ASSIGNED TASK » Each record is to be reproduced verbatim.

(Data about app and page elements)
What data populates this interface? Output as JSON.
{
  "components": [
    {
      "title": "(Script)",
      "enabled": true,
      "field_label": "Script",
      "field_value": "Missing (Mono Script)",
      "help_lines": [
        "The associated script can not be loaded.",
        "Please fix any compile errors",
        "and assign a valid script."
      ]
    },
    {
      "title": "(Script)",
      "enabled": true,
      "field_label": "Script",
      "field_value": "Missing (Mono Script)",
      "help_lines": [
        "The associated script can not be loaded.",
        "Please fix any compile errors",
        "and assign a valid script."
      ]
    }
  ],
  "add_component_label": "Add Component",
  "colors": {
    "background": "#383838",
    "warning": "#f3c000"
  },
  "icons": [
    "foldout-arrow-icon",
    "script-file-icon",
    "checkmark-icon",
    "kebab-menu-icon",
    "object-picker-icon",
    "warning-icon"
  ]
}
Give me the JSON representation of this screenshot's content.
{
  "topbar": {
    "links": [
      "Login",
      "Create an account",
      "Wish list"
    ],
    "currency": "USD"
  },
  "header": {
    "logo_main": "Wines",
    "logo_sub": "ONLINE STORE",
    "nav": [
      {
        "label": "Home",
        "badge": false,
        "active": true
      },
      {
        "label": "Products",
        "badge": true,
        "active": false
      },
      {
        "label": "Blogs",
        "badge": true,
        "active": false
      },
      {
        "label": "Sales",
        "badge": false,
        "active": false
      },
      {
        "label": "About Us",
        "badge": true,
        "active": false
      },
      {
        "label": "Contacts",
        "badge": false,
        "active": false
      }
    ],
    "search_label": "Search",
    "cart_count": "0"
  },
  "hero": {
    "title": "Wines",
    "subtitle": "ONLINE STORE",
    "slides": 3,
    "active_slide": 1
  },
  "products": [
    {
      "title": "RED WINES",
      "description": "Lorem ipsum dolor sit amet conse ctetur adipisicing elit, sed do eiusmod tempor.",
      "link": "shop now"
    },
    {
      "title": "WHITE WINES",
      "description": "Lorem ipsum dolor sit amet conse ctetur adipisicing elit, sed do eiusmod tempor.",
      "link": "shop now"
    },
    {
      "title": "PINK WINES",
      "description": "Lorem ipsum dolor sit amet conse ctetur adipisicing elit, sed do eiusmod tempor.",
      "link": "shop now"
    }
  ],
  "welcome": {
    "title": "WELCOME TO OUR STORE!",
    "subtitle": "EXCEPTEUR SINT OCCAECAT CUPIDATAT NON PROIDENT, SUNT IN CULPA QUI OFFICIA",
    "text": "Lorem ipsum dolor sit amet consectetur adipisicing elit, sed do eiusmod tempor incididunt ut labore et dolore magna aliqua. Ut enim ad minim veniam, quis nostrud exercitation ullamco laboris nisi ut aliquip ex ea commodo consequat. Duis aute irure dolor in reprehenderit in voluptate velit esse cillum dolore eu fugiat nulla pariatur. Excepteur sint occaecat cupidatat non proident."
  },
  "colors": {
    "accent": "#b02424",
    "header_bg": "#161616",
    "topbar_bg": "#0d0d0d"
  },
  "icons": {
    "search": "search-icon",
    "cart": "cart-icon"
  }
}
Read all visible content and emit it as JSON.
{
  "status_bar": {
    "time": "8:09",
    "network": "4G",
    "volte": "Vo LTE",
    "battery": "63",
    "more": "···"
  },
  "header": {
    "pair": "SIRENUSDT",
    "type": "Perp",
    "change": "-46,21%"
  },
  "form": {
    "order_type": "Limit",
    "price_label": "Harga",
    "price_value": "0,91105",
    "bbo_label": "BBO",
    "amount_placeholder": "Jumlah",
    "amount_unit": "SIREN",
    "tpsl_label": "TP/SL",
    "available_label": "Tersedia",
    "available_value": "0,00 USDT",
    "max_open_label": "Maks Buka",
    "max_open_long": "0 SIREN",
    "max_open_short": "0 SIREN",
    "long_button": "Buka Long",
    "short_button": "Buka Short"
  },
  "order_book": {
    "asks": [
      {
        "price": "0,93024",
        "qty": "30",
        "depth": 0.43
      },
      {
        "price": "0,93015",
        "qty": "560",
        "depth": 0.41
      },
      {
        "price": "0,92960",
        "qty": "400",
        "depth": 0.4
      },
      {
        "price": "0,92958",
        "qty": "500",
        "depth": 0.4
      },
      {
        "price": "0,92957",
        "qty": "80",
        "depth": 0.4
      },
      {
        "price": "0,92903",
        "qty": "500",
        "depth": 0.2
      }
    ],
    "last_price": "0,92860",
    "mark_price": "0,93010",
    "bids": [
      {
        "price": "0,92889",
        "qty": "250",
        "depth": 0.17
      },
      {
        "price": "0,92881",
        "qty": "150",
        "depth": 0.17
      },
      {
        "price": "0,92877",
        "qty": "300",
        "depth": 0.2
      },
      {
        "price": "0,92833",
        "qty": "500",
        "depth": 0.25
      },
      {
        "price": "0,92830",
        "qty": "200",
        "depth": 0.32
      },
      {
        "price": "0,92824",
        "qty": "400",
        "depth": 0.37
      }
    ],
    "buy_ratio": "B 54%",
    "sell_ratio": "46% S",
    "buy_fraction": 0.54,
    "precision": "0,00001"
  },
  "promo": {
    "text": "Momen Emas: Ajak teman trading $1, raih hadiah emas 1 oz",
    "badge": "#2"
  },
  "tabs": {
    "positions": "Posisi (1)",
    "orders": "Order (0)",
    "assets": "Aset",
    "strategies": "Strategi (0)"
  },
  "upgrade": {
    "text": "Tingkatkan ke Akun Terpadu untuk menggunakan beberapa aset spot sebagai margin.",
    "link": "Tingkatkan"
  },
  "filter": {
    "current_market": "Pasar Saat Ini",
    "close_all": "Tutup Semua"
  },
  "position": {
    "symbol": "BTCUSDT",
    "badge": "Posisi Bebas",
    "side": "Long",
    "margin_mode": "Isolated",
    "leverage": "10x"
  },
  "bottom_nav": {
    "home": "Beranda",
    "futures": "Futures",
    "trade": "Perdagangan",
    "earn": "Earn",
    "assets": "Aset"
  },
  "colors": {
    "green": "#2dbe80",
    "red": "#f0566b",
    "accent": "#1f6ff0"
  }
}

ANSWER »
What data populates this interface? Output as JSON.
{
  "components": [
    {
      "title": "(Script)",
      "enabled": true,
      "field_label": "Script",
      "field_value": "Missing (Mono Script)",
      "help_lines": [
        "The associated script can not be loaded.",
        "Please fix any compile errors",
        "and assign a valid script."
      ]
    },
    {
      "title": "(Script)",
      "enabled": true,
      "field_label": "Script",
      "field_value": "Missing (Mono Script)",
      "help_lines": [
        "The associated script can not be loaded.",
        "Please fix any compile errors",
        "and assign a valid script."
      ]
    }
  ],
  "add_component_label": "Add Component",
  "colors": {
    "background": "#383838",
    "warning": "#f3c000"
  },
  "icons": [
    "foldout-arrow-icon",
    "script-file-icon",
    "checkmark-icon",
    "kebab-menu-icon",
    "object-picker-icon",
    "warning-icon"
  ]
}
Give me the JSON representation of this screenshot's content.
{
  "topbar": {
    "links": [
      "Login",
      "Create an account",
      "Wish list"
    ],
    "currency": "USD"
  },
  "header": {
    "logo_main": "Wines",
    "logo_sub": "ONLINE STORE",
    "nav": [
      {
        "label": "Home",
        "badge": false,
        "active": true
      },
      {
        "label": "Products",
        "badge": true,
        "active": false
      },
      {
        "label": "Blogs",
        "badge": true,
        "active": false
      },
      {
        "label": "Sales",
        "badge": false,
        "active": false
      },
      {
        "label": "About Us",
        "badge": true,
        "active": false
      },
      {
        "label": "Contacts",
        "badge": false,
        "active": false
      }
    ],
    "search_label": "Search",
    "cart_count": "0"
  },
  "hero": {
    "title": "Wines",
    "subtitle": "ONLINE STORE",
    "slides": 3,
    "active_slide": 1
  },
  "products": [
    {
      "title": "RED WINES",
      "description": "Lorem ipsum dolor sit amet conse ctetur adipisicing elit, sed do eiusmod tempor.",
      "link": "shop now"
    },
    {
      "title": "WHITE WINES",
      "description": "Lorem ipsum dolor sit amet conse ctetur adipisicing elit, sed do eiusmod tempor.",
      "link": "shop now"
    },
    {
      "title": "PINK WINES",
      "description": "Lorem ipsum dolor sit amet conse ctetur adipisicing elit, sed do eiusmod tempor.",
      "link": "shop now"
    }
  ],
  "welcome": {
    "title": "WELCOME TO OUR STORE!",
    "subtitle": "EXCEPTEUR SINT OCCAECAT CUPIDATAT NON PROIDENT, SUNT IN CULPA QUI OFFICIA",
    "text": "Lorem ipsum dolor sit amet consectetur adipisicing elit, sed do eiusmod tempor incididunt ut labore et dolore magna aliqua. Ut enim ad minim veniam, quis nostrud exercitation ullamco laboris nisi ut aliquip ex ea commodo consequat. Duis aute irure dolor in reprehenderit in voluptate velit esse cillum dolore eu fugiat nulla pariatur. Excepteur sint occaecat cupidatat non proident."
  },
  "colors": {
    "accent": "#b02424",
    "header_bg": "#161616",
    "topbar_bg": "#0d0d0d"
  },
  "icons": {
    "search": "search-icon",
    "cart": "cart-icon"
  }
}
Read all visible content and emit it as JSON.
{
  "status_bar": {
    "time": "8:09",
    "network": "4G",
    "volte": "Vo LTE",
    "battery": "63",
    "more": "···"
  },
  "header": {
    "pair": "SIRENUSDT",
    "type": "Perp",
    "change": "-46,21%"
  },
  "form": {
    "order_type": "Limit",
    "price_label": "Harga",
    "price_value": "0,91105",
    "bbo_label": "BBO",
    "amount_placeholder": "Jumlah",
    "amount_unit": "SIREN",
    "tpsl_label": "TP/SL",
    "available_label": "Tersedia",
    "available_value": "0,00 USDT",
    "max_open_label": "Maks Buka",
    "max_open_long": "0 SIREN",
    "max_open_short": "0 SIREN",
    "long_button": "Buka Long",
    "short_button": "Buka Short"
  },
  "order_book": {
    "asks": [
      {
        "price": "0,93024",
        "qty": "30",
        "depth": 0.43
      },
      {
        "price": "0,93015",
        "qty": "560",
        "depth": 0.41
      },
      {
        "price": "0,92960",
        "qty": "400",
        "depth": 0.4
      },
      {
        "price": "0,92958",
        "qty": "500",
        "depth": 0.4
      },
      {
        "price": "0,92957",
        "qty": "80",
        "depth": 0.4
      },
      {
        "price": "0,92903",
        "qty": "500",
        "depth": 0.2
      }
    ],
    "last_price": "0,92860",
    "mark_price": "0,93010",
    "bids": [
      {
        "price": "0,92889",
        "qty": "250",
        "depth": 0.17
      },
      {
        "price": "0,92881",
        "qty": "150",
        "depth": 0.17
      },
      {
        "price": "0,92877",
        "qty": "300",
        "depth": 0.2
      },
      {
        "price": "0,92833",
        "qty": "500",
        "depth": 0.25
      },
      {
        "price": "0,92830",
        "qty": "200",
        "depth": 0.32
      },
      {
        "price": "0,92824",
        "qty": "400",
        "depth": 0.37
      }
    ],
    "buy_ratio": "B 54%",
    "sell_ratio": "46% S",
    "buy_fraction": 0.54,
    "precision": "0,00001"
  },
  "promo": {
    "text": "Momen Emas: Ajak teman trading $1, raih hadiah emas 1 oz",
    "badge": "#2"
  },
  "tabs": {
    "positions": "Posisi (1)",
    "orders": "Order (0)",
    "assets": "Aset",
    "strategies": "Strategi (0)"
  },
  "upgrade": {
    "text": "Tingkatkan ke Akun Terpadu untuk menggunakan beberapa aset spot sebagai margin.",
    "link": "Tingkatkan"
  },
  "filter": {
    "current_market": "Pasar Saat Ini",
    "close_all": "Tutup Semua"
  },
  "position": {
    "symbol": "BTCUSDT",
    "badge": "Posisi Bebas",
    "side": "Long",
    "margin_mode": "Isolated",
    "leverage": "10x"
  },
  "bottom_nav": {
    "home": "Beranda",
    "futures": "Futures",
    "trade": "Perdagangan",
    "earn": "Earn",
    "assets": "Aset"
  },
  "colors": {
    "green": "#2dbe80",
    "red": "#f0566b",
    "accent": "#1f6ff0"
  }
}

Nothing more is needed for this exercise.